Biographers and historians have never managed to find any evidence that Ford ever uttered this statement, so it remains apocryphal. But the sentiment remains true to Ford’s reputation as a stubborn visionary.

For investors as well as consumers, sometimes there is a difference between what we need and what we want. We all want stability in our portfolios: why not? But stability often comes at a cost of lower income or growth potential. If you are sure you have all the money you will ever need, it makes sense to invest for stability. If you need your money to work for you, though, you may have to hold your nose and accept volatility.

If you really want stability, you can bury your money in a hole in the backyard. It will never grow, but you know that if you dig it back up you will still have what you put in.

The same is not true if you invest in volatile holdings. The value of your portfolio can and certainly will go down sometimes. As painful as that is, if you can afford to wait there is a possibility that it may recover over the long run.
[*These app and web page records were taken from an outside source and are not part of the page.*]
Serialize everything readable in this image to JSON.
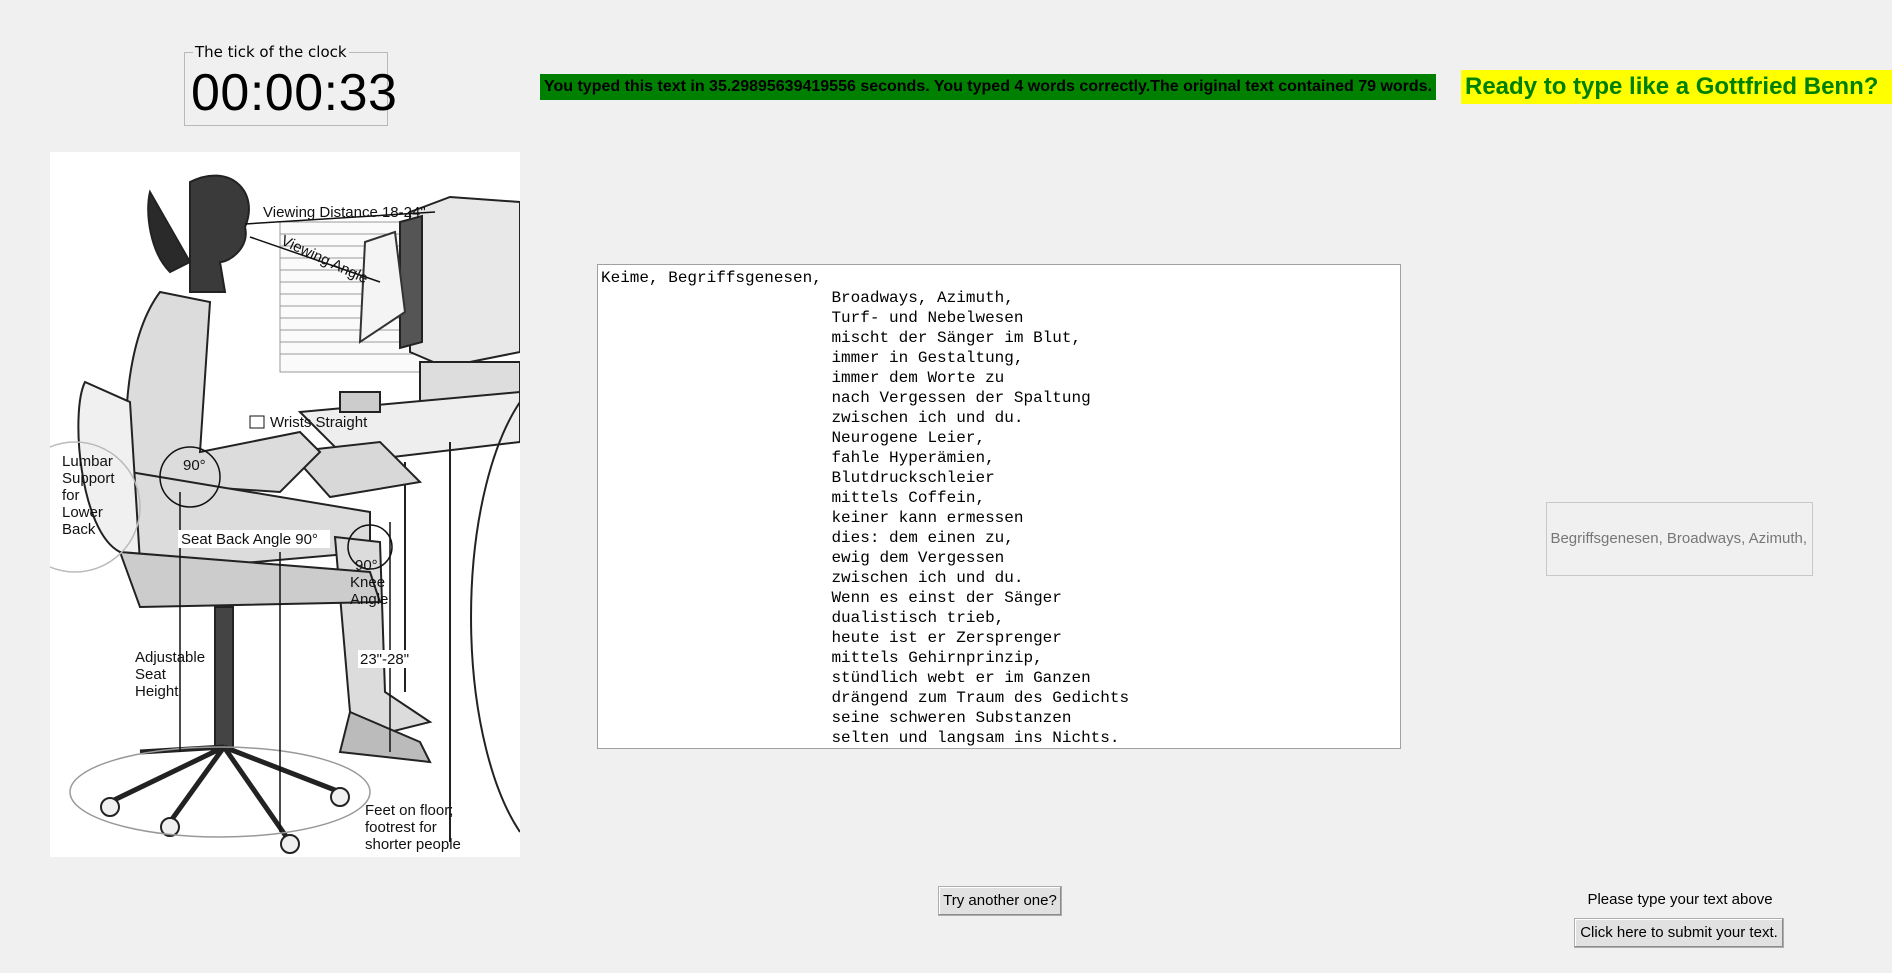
{
  "clock": {
    "frame_title": "The tick of the clock",
    "time": "00:00:33"
  },
  "result": {
    "message": "You typed this text in 35.29895639419556 seconds. You typed 4 words correctly.The original text contained 79 words.",
    "bar_color": "#008000"
  },
  "banner": {
    "text": "Ready to type like a Gottfried Benn?",
    "background": "#ffff00",
    "color": "#008000"
  },
  "image": {
    "labels": {
      "viewing_distance": "Viewing Distance 18-24\"",
      "viewing_angle": "Viewing Angle",
      "wrists": "Wrists Straight",
      "angle_90a": "90°",
      "lumbar": [
        "Lumbar",
        "Support",
        "for",
        "Lower",
        "Back"
      ],
      "seat_back": "Seat Back Angle 90°",
      "knee": [
        "90°",
        "Knee",
        "Angle"
      ],
      "seat_height": [
        "Adjustable",
        "Seat",
        "Height"
      ],
      "desk_height": "23\"-28\"",
      "feet": [
        "Feet on floor;",
        "footrest for",
        "shorter people"
      ]
    }
  },
  "poem": {
    "text": "Keime, Begriffsgenesen,\n                        Broadways, Azimuth,\n                        Turf- und Nebelwesen\n                        mischt der Sänger im Blut,\n                        immer in Gestaltung,\n                        immer dem Worte zu\n                        nach Vergessen der Spaltung\n                        zwischen ich und du.\n                        Neurogene Leier,\n                        fahle Hyperämien,\n                        Blutdruckschleier\n                        mittels Coffein,\n                        keiner kann ermessen\n                        dies: dem einen zu,\n                        ewig dem Vergessen\n                        zwischen ich und du.\n                        Wenn es einst der Sänger\n                        dualistisch trieb,\n                        heute ist er Zersprenger\n                        mittels Gehirnprinzip,\n                        stündlich webt er im Ganzen\n                        drängend zum Traum des Gedichts\n                        seine schweren Substanzen\n                        selten und langsam ins Nichts."
  },
  "typing_field": {
    "value": "Keime, Begriffsgenesen, Broadways, Azimuth,"
  },
  "buttons": {
    "try_another": "Try another one?",
    "submit": "Click here to submit your text."
  },
  "hint": "Please type your text above"
}
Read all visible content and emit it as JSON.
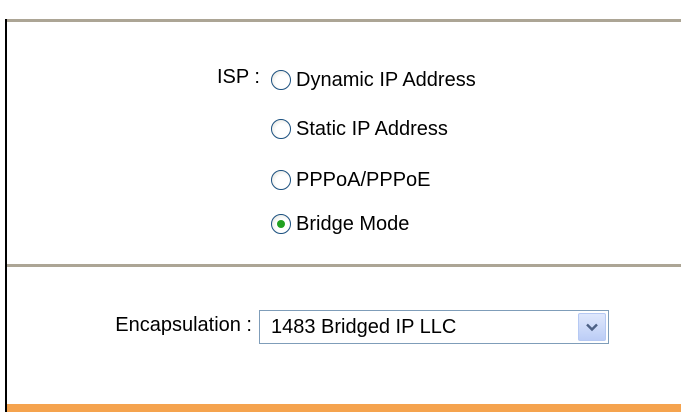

If you just buried your cash in the backyard, there is no chance that it will suddenly produce more wealth. A long time horizon can smooth out the risks of a higher volatility portfolio, but it will not produce more gains from a more stable portfolio.

If we asked new prospects what they wanted, many would probably say they wanted stability. But that is not what we are selling. Not everyone has the same risk tolerance, and different amounts of volatility are appropriate depending on financial circumstances. We still generally think that learning to tolerate volatility may be more useful than seeking stability at all costs.

Clients, if you have anything to discuss, please call or email us.


The opinions voiced in this material are for general information only and are not intended to provide specific advice or recommendations for any individual.

All investing involves risk including loss of principal. No strategy assures success or protects against loss.